↓↓↓

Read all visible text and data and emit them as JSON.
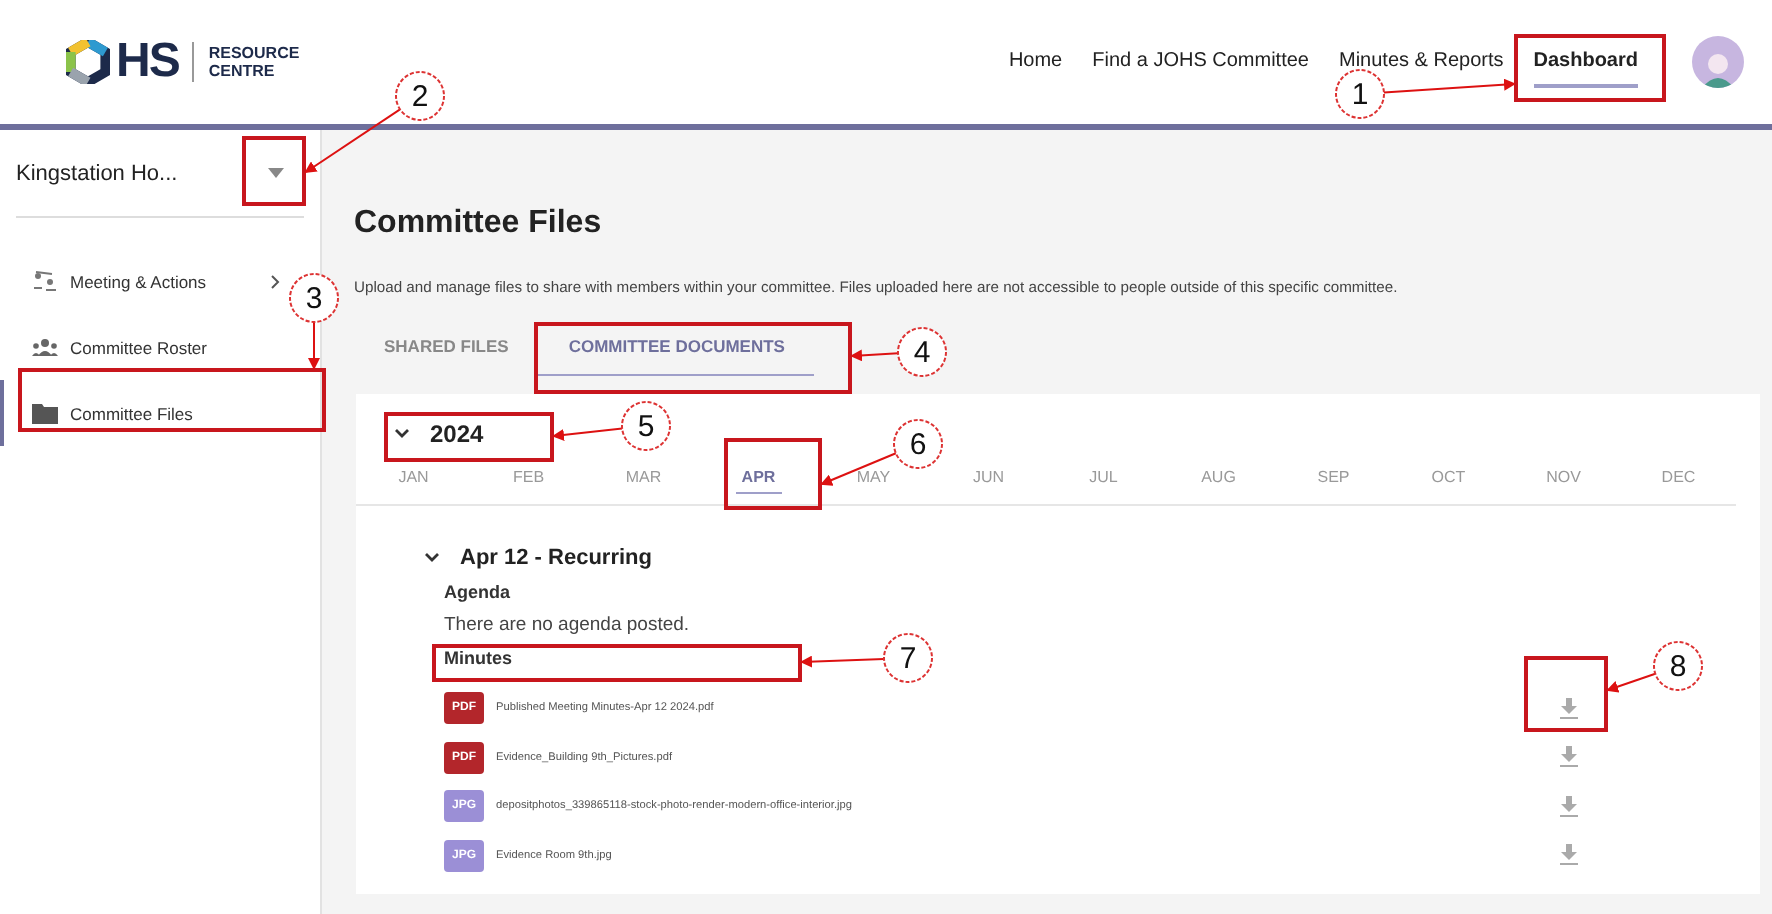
{
  "header": {
    "logo": {
      "mark": "HS",
      "line_1": "RESOURCE",
      "line_2": "CENTRE"
    },
    "nav": [
      {
        "label": "Home",
        "selected": false
      },
      {
        "label": "Find a JOHS Committee",
        "selected": false
      },
      {
        "label": "Minutes & Reports",
        "selected": false
      },
      {
        "label": "Dashboard",
        "selected": true
      }
    ]
  },
  "sidebar": {
    "committee": "Kingstation Ho...",
    "items": [
      {
        "label": "Meeting & Actions",
        "has_submenu": true,
        "selected": false
      },
      {
        "label": "Committee Roster",
        "has_submenu": false,
        "selected": false
      },
      {
        "label": "Committee Files",
        "has_submenu": false,
        "selected": true
      }
    ]
  },
  "main": {
    "title": "Committee Files",
    "description": "Upload and manage files to share with members within your committee. Files uploaded here are not accessible to people outside of this specific committee.",
    "tabs": [
      {
        "label": "SHARED FILES",
        "selected": false
      },
      {
        "label": "COMMITTEE DOCUMENTS",
        "selected": true
      }
    ],
    "year": {
      "label": "2024",
      "expanded": true
    },
    "months": [
      {
        "label": "JAN",
        "selected": false
      },
      {
        "label": "FEB",
        "selected": false
      },
      {
        "label": "MAR",
        "selected": false
      },
      {
        "label": "APR",
        "selected": true
      },
      {
        "label": "MAY",
        "selected": false
      },
      {
        "label": "JUN",
        "selected": false
      },
      {
        "label": "JUL",
        "selected": false
      },
      {
        "label": "AUG",
        "selected": false
      },
      {
        "label": "SEP",
        "selected": false
      },
      {
        "label": "OCT",
        "selected": false
      },
      {
        "label": "NOV",
        "selected": false
      },
      {
        "label": "DEC",
        "selected": false
      }
    ],
    "meeting": {
      "title": "Apr 12 - Recurring",
      "expanded": true,
      "agenda_heading": "Agenda",
      "agenda_empty": "There are no agenda posted.",
      "minutes_heading": "Minutes",
      "files": [
        {
          "badge": "PDF",
          "color": "#b3262b",
          "name": "Published Meeting Minutes-Apr 12 2024.pdf"
        },
        {
          "badge": "PDF",
          "color": "#b3262b",
          "name": "Evidence_Building 9th_Pictures.pdf"
        },
        {
          "badge": "JPG",
          "color": "#9b8fd6",
          "name": "depositphotos_339865118-stock-photo-render-modern-office-interior.jpg"
        },
        {
          "badge": "JPG",
          "color": "#9b8fd6",
          "name": "Evidence Room 9th.jpg"
        }
      ]
    }
  },
  "annotations": [
    {
      "number": "1"
    },
    {
      "number": "2"
    },
    {
      "number": "3"
    },
    {
      "number": "4"
    },
    {
      "number": "5"
    },
    {
      "number": "6"
    },
    {
      "number": "7"
    },
    {
      "number": "8"
    }
  ]
}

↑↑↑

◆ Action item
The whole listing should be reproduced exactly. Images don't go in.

◆ Answer area
Read all visible text and data and emit them as JSON.
{
  "header": {
    "logo": {
      "mark": "HS",
      "line_1": "RESOURCE",
      "line_2": "CENTRE"
    },
    "nav": [
      {
        "label": "Home",
        "selected": false
      },
      {
        "label": "Find a JOHS Committee",
        "selected": false
      },
      {
        "label": "Minutes & Reports",
        "selected": false
      },
      {
        "label": "Dashboard",
        "selected": true
      }
    ]
  },
  "sidebar": {
    "committee": "Kingstation Ho...",
    "items": [
      {
        "label": "Meeting & Actions",
        "has_submenu": true,
        "selected": false
      },
      {
        "label": "Committee Roster",
        "has_submenu": false,
        "selected": false
      },
      {
        "label": "Committee Files",
        "has_submenu": false,
        "selected": true
      }
    ]
  },
  "main": {
    "title": "Committee Files",
    "description": "Upload and manage files to share with members within your committee. Files uploaded here are not accessible to people outside of this specific committee.",
    "tabs": [
      {
        "label": "SHARED FILES",
        "selected": false
      },
      {
        "label": "COMMITTEE DOCUMENTS",
        "selected": true
      }
    ],
    "year": {
      "label": "2024",
      "expanded": true
    },
    "months": [
      {
        "label": "JAN",
        "selected": false
      },
      {
        "label": "FEB",
        "selected": false
      },
      {
        "label": "MAR",
        "selected": false
      },
      {
        "label": "APR",
        "selected": true
      },
      {
        "label": "MAY",
        "selected": false
      },
      {
        "label": "JUN",
        "selected": false
      },
      {
        "label": "JUL",
        "selected": false
      },
      {
        "label": "AUG",
        "selected": false
      },
      {
        "label": "SEP",
        "selected": false
      },
      {
        "label": "OCT",
        "selected": false
      },
      {
        "label": "NOV",
        "selected": false
      },
      {
        "label": "DEC",
        "selected": false
      }
    ],
    "meeting": {
      "title": "Apr 12 - Recurring",
      "expanded": true,
      "agenda_heading": "Agenda",
      "agenda_empty": "There are no agenda posted.",
      "minutes_heading": "Minutes",
      "files": [
        {
          "badge": "PDF",
          "color": "#b3262b",
          "name": "Published Meeting Minutes-Apr 12 2024.pdf"
        },
        {
          "badge": "PDF",
          "color": "#b3262b",
          "name": "Evidence_Building 9th_Pictures.pdf"
        },
        {
          "badge": "JPG",
          "color": "#9b8fd6",
          "name": "depositphotos_339865118-stock-photo-render-modern-office-interior.jpg"
        },
        {
          "badge": "JPG",
          "color": "#9b8fd6",
          "name": "Evidence Room 9th.jpg"
        }
      ]
    }
  },
  "annotations": [
    {
      "number": "1"
    },
    {
      "number": "2"
    },
    {
      "number": "3"
    },
    {
      "number": "4"
    },
    {
      "number": "5"
    },
    {
      "number": "6"
    },
    {
      "number": "7"
    },
    {
      "number": "8"
    }
  ]
}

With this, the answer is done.